[TASK TO CARRY OUT] I'd like the entries reproduced exactly, with the images omitted.

(Beginning of DATA SECTION)

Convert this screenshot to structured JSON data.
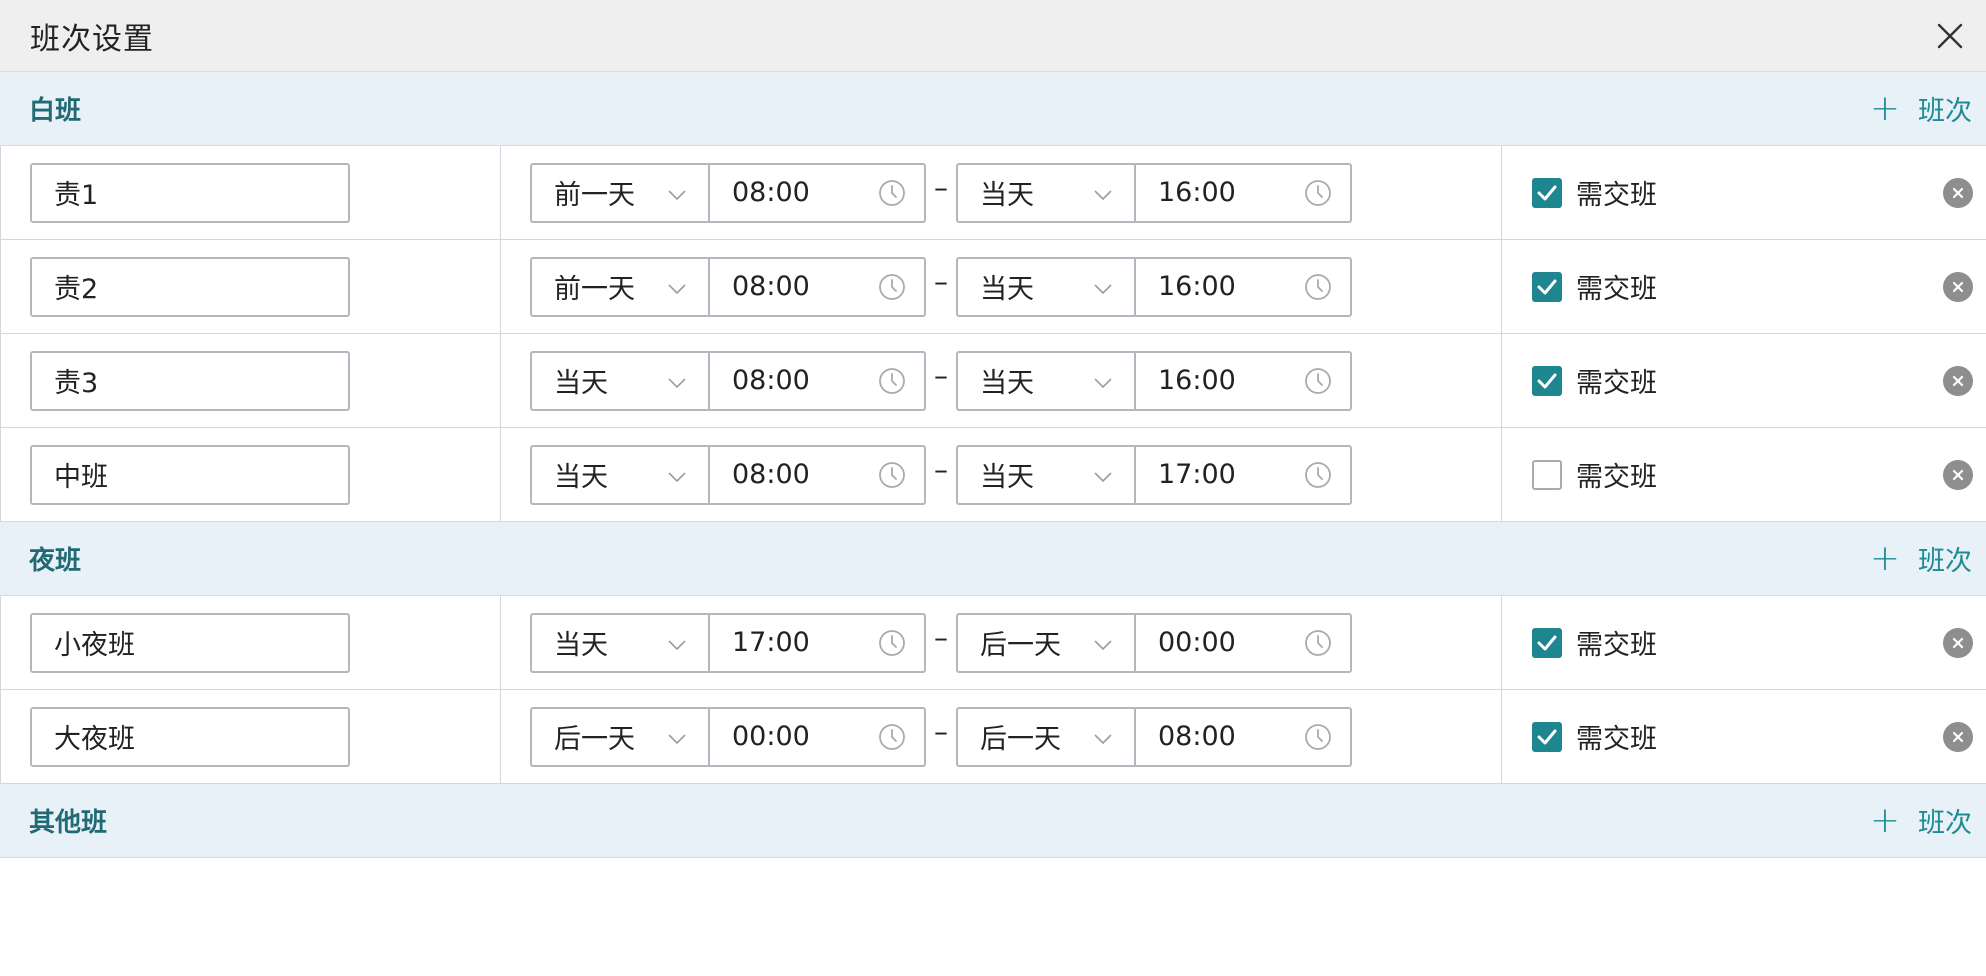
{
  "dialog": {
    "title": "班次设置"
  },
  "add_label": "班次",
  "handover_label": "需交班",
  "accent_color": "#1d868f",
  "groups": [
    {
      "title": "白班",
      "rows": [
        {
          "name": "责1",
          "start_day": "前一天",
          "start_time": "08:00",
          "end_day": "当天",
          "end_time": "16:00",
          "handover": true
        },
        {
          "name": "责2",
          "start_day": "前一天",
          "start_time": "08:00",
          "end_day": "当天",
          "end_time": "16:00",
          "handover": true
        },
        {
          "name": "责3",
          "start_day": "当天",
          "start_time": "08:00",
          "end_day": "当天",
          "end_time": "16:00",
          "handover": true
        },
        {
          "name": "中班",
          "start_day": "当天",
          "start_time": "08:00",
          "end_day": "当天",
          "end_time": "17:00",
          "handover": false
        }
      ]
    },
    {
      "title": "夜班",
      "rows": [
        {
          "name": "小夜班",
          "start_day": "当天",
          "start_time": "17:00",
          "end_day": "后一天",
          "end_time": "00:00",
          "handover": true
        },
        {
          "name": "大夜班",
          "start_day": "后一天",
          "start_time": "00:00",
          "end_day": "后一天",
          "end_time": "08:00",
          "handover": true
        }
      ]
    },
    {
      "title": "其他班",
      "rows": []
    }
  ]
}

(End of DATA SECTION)

[TASK RESULT]
Convert this screenshot to structured JSON data.
{
  "dialog": {
    "title": "班次设置"
  },
  "add_label": "班次",
  "handover_label": "需交班",
  "accent_color": "#1d868f",
  "groups": [
    {
      "title": "白班",
      "rows": [
        {
          "name": "责1",
          "start_day": "前一天",
          "start_time": "08:00",
          "end_day": "当天",
          "end_time": "16:00",
          "handover": true
        },
        {
          "name": "责2",
          "start_day": "前一天",
          "start_time": "08:00",
          "end_day": "当天",
          "end_time": "16:00",
          "handover": true
        },
        {
          "name": "责3",
          "start_day": "当天",
          "start_time": "08:00",
          "end_day": "当天",
          "end_time": "16:00",
          "handover": true
        },
        {
          "name": "中班",
          "start_day": "当天",
          "start_time": "08:00",
          "end_day": "当天",
          "end_time": "17:00",
          "handover": false
        }
      ]
    },
    {
      "title": "夜班",
      "rows": [
        {
          "name": "小夜班",
          "start_day": "当天",
          "start_time": "17:00",
          "end_day": "后一天",
          "end_time": "00:00",
          "handover": true
        },
        {
          "name": "大夜班",
          "start_day": "后一天",
          "start_time": "00:00",
          "end_day": "后一天",
          "end_time": "08:00",
          "handover": true
        }
      ]
    },
    {
      "title": "其他班",
      "rows": []
    }
  ]
}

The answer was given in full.